Use of Antipsychotic may be associated with an increased risk of venous thromboembolic events.
Article date: June 2009
A possible relation between use of antipsychotic medicines and venous thromboembolic events (VTE) was first suggested about five decades ago, after the introduction of phenothiazines. Since then, case reports of VTE have been received periodically through the Yellow Card Schemee and further studies have been completed that investigated this issue. 1 2
A Europe-wide review of UK Yellow Card data and worldwide published epidemiological studies on antipsychotics and VTE has concluded that an increase in risk of VTE cannot be excluded.
Yellow Card data
Many of the cases reported to us via the Yellow Card Scheme were potentially confounded by other risk factors or contained limited information to allow a clear causal relation to be established for antipsychotics and risk of VTE. Some of the known side effects of antipsychotics (eg, sedation, weight gain) are known risk factors for VTE, and a direct or indirect causal association between antipsychotic use and VTE could not be excluded.
Published epidemiological data
Information from the literature is limited by a lack of randomised controlled trial data and by heterogeneity among the available observational studies. However, despite these limitations, all of the published studies to June 2008 conclude that there is an increased risk of VTE with exposure to antipsychotics.1 2
Product information for healthcare professionals and patients for all antipsychotics will be updated across the EU to include information about this risk. Product information for the antipsychotics clozapine, olanzapine, and aripiprazole already contains a warning about this risk.
Advice for healthcare professionals:
- Antipsychotic use may be associated with an increased risk of VTE

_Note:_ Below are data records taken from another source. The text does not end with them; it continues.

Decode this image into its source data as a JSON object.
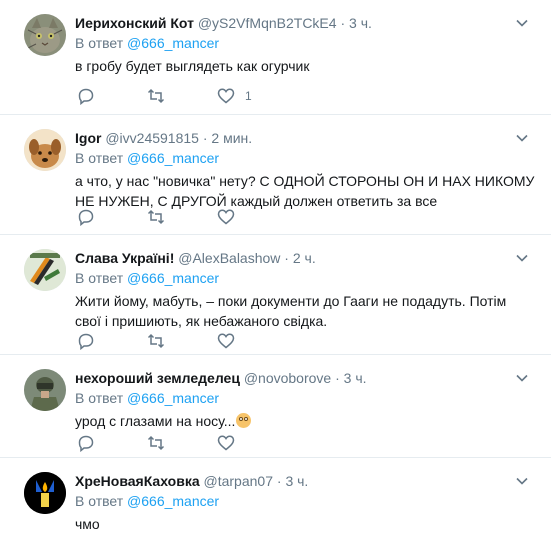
{
  "reply_prefix": "В ответ",
  "tweets": [
    {
      "name": "Иерихонский Кот",
      "handle": "@yS2VfMqnB2TCkE4",
      "time": "3 ч.",
      "reply_to": "@666_mancer",
      "text": "в гробу будет выглядеть как огурчик",
      "likes": "1",
      "avatar": "cat-avatar"
    },
    {
      "name": "Igor",
      "handle": "@ivv24591815",
      "time": "2 мин.",
      "reply_to": "@666_mancer",
      "text": "а что, у нас \"новичка\" нету? С ОДНОЙ СТОРОНЫ ОН И НАХ НИКОМУ НЕ НУЖЕН, С ДРУГОЙ каждый должен ответить за все",
      "likes": "",
      "avatar": "dog-avatar"
    },
    {
      "name": "Слава Україні!",
      "handle": "@AlexBalashow",
      "time": "2 ч.",
      "reply_to": "@666_mancer",
      "text": "Жити йому, мабуть, – поки документи до Гааги не подадуть. Потім свої і пришиють, як небажаного свідка.",
      "likes": "",
      "avatar": "ribbon-avatar"
    },
    {
      "name": "нехороший земледелец",
      "handle": "@novoborove",
      "time": "3 ч.",
      "reply_to": "@666_mancer",
      "text": "урод с глазами на носу...",
      "likes": "",
      "avatar": "soldier-avatar"
    },
    {
      "name": "ХреНоваяКаховка",
      "handle": "@tarpan07",
      "time": "3 ч.",
      "reply_to": "@666_mancer",
      "text": "чмо",
      "likes": "",
      "avatar": "candle-avatar"
    }
  ]
}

- at present there are insufficient data available to determine any difference in risk between atypical and conventional antipsychotics, or between individual drugs
- all possible risk factors for VTE should be identified before and during antipsychotic treatment and preventive measures undertaken
Article citation: Drug Safety Update June 2009, vol 2 issue 11: 2.